Cicchetti, D. Guidelines for Assessing Enological and Statistical Significance of Wine Tasters’ Binary Judgments. *Beverages* **2017**, *3*, 53.
https://doi.org/10.3390/beverages3040053

**AMA Style**

Cicchetti D. Guidelines for Assessing Enological and Statistical Significance of Wine Tasters’ Binary Judgments. *Beverages*. 2017; 3(4):53.
https://doi.org/10.3390/beverages3040053

**Chicago/Turabian Style**

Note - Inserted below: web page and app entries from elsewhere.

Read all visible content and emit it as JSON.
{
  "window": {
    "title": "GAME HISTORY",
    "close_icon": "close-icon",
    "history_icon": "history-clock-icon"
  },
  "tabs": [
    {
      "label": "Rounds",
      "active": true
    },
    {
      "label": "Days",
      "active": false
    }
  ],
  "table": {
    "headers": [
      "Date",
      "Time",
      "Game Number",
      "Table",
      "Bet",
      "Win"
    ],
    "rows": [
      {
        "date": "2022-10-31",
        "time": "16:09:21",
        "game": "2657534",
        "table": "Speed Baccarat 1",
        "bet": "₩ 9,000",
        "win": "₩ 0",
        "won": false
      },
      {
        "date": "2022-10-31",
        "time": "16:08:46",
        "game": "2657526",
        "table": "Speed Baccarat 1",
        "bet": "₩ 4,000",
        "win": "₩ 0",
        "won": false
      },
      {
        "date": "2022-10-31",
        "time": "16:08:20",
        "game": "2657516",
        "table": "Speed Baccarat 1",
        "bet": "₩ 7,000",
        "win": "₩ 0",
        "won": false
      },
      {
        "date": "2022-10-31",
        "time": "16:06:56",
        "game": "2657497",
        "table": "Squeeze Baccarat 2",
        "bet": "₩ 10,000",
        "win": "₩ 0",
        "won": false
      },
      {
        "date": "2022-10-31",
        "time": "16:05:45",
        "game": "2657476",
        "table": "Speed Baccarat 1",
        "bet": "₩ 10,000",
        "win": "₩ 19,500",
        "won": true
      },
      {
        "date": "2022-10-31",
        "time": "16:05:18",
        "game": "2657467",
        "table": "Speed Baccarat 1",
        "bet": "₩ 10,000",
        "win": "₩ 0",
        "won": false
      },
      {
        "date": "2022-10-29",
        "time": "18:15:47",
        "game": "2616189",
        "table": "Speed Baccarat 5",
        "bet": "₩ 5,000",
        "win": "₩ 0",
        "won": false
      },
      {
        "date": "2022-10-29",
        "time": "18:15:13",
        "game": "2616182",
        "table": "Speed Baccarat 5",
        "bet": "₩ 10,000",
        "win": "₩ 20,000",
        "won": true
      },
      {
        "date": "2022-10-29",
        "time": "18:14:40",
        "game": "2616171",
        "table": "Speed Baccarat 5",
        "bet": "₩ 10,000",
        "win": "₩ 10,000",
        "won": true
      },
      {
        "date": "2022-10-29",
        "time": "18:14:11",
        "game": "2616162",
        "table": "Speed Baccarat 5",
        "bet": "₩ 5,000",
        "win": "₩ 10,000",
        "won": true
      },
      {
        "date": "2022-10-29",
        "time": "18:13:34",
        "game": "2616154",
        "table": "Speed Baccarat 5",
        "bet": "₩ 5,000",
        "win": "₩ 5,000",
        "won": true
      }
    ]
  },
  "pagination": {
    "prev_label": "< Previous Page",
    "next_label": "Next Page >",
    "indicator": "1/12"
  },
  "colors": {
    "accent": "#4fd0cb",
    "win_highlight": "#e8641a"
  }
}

Cicchetti, Dom. 2017. "Guidelines for Assessing Enological and Statistical Significance of Wine Tasters’ Binary Judgments" *Beverages* 3, no. 4: 53.
https://doi.org/10.3390/beverages3040053